Before we dive into perspective in the context of religious inclusiveness, let's take a look at another example in life where people might find perspective to gain mutual alignment and understanding. Take for example the "fans" (an abbreviation for fanatics) of different sports teams. Conflict, arguments, and passionate disputes occur all the time between two opposing sports fans. So long as the two parties are focusing merely on the two teams, there's truly no end to the debate. However, should they both take a step back and agree that they both love the game, we have an opening for inclusiveness and alignment between the two.

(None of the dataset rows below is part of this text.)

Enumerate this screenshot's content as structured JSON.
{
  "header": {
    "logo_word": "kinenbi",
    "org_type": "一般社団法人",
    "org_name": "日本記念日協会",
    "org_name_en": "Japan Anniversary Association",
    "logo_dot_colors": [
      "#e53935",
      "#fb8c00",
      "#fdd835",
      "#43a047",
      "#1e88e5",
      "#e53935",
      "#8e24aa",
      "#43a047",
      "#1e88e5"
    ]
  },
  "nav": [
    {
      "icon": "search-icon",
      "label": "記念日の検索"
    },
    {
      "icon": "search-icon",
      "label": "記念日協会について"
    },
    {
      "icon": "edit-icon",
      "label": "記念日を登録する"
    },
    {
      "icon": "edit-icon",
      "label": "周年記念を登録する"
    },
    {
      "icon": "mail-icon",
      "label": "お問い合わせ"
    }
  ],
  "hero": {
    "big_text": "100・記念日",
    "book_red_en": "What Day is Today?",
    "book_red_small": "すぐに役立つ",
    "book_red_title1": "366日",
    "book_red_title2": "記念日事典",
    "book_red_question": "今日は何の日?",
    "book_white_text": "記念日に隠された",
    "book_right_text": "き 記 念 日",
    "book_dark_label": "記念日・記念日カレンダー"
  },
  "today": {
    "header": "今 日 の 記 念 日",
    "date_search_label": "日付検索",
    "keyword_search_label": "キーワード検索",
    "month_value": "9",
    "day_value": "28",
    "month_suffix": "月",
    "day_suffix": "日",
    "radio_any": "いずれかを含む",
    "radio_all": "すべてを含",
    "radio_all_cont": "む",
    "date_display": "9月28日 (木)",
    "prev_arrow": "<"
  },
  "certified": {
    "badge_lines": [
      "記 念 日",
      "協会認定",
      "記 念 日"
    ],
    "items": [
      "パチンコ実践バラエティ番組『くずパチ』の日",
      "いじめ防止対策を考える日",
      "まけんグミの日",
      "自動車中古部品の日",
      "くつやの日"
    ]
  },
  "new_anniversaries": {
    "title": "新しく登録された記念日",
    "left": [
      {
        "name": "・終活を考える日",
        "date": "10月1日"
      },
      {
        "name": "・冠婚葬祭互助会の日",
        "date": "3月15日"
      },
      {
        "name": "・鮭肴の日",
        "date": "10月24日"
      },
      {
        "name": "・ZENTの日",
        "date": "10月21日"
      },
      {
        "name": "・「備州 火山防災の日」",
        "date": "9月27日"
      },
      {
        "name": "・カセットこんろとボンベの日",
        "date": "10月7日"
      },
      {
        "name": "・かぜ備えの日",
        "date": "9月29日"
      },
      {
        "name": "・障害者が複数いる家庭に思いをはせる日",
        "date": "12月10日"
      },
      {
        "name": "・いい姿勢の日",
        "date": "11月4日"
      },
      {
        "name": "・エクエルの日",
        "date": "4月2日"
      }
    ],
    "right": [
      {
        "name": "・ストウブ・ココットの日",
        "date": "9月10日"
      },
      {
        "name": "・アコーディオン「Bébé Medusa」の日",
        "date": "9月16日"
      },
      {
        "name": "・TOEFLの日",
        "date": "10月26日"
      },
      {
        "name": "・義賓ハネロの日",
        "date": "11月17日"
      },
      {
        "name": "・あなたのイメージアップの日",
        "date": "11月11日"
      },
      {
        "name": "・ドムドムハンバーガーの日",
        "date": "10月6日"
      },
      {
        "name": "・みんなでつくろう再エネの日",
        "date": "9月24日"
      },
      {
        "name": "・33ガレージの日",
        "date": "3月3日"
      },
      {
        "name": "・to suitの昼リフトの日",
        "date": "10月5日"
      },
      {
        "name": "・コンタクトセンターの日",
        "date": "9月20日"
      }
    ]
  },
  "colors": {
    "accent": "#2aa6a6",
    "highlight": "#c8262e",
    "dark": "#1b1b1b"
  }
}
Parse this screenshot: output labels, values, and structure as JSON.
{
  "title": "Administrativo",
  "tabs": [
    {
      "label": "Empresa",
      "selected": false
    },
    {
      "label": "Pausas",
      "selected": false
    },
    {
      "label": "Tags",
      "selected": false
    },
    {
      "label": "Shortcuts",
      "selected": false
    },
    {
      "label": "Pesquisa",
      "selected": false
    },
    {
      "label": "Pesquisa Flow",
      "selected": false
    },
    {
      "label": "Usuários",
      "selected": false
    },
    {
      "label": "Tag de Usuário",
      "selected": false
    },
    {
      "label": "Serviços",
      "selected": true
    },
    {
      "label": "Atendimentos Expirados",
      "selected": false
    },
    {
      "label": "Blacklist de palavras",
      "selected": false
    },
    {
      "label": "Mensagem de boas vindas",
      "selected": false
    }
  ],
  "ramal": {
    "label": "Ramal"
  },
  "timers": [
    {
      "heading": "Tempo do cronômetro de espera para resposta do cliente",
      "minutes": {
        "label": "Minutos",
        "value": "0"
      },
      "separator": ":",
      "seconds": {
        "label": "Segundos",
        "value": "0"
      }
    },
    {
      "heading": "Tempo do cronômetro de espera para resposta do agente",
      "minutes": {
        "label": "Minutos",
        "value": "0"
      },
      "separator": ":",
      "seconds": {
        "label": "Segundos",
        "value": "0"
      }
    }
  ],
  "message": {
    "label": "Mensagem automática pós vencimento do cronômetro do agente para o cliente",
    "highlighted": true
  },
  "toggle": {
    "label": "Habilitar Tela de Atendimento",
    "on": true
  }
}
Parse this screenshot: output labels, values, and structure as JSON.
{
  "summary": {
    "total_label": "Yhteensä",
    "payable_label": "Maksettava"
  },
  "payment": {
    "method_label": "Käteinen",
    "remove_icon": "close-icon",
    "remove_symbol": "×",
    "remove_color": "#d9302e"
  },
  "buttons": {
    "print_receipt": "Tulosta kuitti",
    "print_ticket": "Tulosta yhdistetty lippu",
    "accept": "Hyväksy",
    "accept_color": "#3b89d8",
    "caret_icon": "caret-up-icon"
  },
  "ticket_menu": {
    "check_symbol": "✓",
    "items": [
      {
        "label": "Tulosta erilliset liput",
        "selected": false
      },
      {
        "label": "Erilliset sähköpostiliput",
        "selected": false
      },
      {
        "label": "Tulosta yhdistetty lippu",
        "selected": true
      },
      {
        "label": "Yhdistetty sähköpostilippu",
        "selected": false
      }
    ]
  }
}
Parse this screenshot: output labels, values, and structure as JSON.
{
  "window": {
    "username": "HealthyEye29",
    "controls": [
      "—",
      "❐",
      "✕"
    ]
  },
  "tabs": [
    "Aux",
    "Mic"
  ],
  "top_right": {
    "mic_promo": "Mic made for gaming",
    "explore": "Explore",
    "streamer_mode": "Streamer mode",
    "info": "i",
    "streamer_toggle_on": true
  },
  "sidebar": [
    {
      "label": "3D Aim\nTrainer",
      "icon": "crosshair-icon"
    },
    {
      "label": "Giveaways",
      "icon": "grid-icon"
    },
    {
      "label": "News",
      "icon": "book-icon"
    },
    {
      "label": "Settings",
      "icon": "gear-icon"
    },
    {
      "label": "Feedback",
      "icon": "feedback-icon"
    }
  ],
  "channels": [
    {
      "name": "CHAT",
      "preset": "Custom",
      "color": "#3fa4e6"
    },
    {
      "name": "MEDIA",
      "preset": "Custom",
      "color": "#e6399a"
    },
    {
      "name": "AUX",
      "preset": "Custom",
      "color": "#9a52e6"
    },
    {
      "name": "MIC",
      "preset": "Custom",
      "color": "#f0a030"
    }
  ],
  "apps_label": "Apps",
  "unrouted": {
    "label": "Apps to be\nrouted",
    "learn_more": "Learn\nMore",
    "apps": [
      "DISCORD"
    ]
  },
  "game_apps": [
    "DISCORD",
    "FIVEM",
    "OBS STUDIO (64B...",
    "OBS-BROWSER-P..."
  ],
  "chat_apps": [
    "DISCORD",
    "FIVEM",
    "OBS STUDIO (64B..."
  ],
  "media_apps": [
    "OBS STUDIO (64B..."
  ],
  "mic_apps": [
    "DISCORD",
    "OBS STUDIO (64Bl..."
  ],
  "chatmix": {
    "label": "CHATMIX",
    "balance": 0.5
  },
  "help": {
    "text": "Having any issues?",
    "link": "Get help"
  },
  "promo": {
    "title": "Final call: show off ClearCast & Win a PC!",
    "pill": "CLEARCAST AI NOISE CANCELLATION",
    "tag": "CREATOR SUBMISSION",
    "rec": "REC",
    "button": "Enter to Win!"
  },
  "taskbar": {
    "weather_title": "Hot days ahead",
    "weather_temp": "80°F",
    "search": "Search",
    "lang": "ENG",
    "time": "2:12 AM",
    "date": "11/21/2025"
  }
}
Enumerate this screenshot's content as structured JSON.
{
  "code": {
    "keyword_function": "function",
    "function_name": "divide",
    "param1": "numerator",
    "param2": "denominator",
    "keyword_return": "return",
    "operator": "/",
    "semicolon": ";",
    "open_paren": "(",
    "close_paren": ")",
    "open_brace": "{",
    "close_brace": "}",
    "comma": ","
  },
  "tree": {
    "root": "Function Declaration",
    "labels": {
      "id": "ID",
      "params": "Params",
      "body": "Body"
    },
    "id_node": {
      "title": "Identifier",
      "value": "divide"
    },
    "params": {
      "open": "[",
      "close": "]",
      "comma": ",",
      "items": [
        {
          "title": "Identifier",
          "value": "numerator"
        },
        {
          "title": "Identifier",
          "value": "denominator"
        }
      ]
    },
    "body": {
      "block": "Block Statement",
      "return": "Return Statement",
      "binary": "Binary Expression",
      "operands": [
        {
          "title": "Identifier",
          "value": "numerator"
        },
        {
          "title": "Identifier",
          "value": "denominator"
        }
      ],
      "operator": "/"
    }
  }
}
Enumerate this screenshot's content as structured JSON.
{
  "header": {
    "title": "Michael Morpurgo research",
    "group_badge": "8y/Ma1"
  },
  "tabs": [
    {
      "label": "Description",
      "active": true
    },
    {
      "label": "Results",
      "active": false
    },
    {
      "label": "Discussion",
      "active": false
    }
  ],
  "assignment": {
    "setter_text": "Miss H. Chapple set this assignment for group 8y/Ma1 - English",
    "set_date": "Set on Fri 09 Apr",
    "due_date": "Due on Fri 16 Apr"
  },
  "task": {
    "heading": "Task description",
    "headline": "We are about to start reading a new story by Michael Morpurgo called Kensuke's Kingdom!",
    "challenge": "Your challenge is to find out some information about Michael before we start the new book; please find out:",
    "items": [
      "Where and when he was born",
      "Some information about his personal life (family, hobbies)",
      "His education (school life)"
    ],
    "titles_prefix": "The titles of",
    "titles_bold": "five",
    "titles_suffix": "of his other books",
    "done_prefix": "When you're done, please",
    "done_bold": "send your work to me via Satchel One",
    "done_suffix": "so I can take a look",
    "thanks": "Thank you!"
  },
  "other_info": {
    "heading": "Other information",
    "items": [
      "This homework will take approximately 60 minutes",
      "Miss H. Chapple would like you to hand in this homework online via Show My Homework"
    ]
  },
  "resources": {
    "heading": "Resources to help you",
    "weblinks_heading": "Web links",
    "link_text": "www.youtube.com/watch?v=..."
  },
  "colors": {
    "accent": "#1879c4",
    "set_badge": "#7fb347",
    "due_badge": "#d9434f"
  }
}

Taken a step further back, they might also agree that they love sports, and once in they are engaging in this new space of mutuality and alignment around a broader topic, they might discover that both of their children play sports. Soon, the conversation may turn to how much they both love their children and families… and onward and upward the conversation goes. From this perspective, mutual respect and other such things that are required to find resolve and reconciliation begin to open up, and a new space is created to revisit the conversation around duelling sports teams. To bring the sports metaphor home, let's take a look at the individual sports fan. You have a guy who sits on the edge of his couch and anxiously anticipates each play. He screams wildly with either excitement or angst with every pitch, throw, or kick of the ball. But that single play is merely part of a game; and that game is merely part of a series; and that series is merely part of a season; and that season is merely part of a sport; and that sport is merely part of all athletics; and athletics is merely part of a culture; and that culture is merely part of a society; and that society is merely part of nation; and that nation is merely part humanity; and humanity is merely part of a galaxy; and that galaxy is merely part of a universe….

With sufficient perspective, one begins to see and experience that a play in a game does not equal… much at all. But we tend to lose perspective – rather easily I might add. But in doing so, we are also losing the opening for respect from others and the ease in which others can be around us. This is the inherent trade-off in holding onto micro-truths that run incongruent with the whole. In disputes over religious differences, sometimes the only perspective that can be mutually agreeable is that we are all human beings designed by our Creator.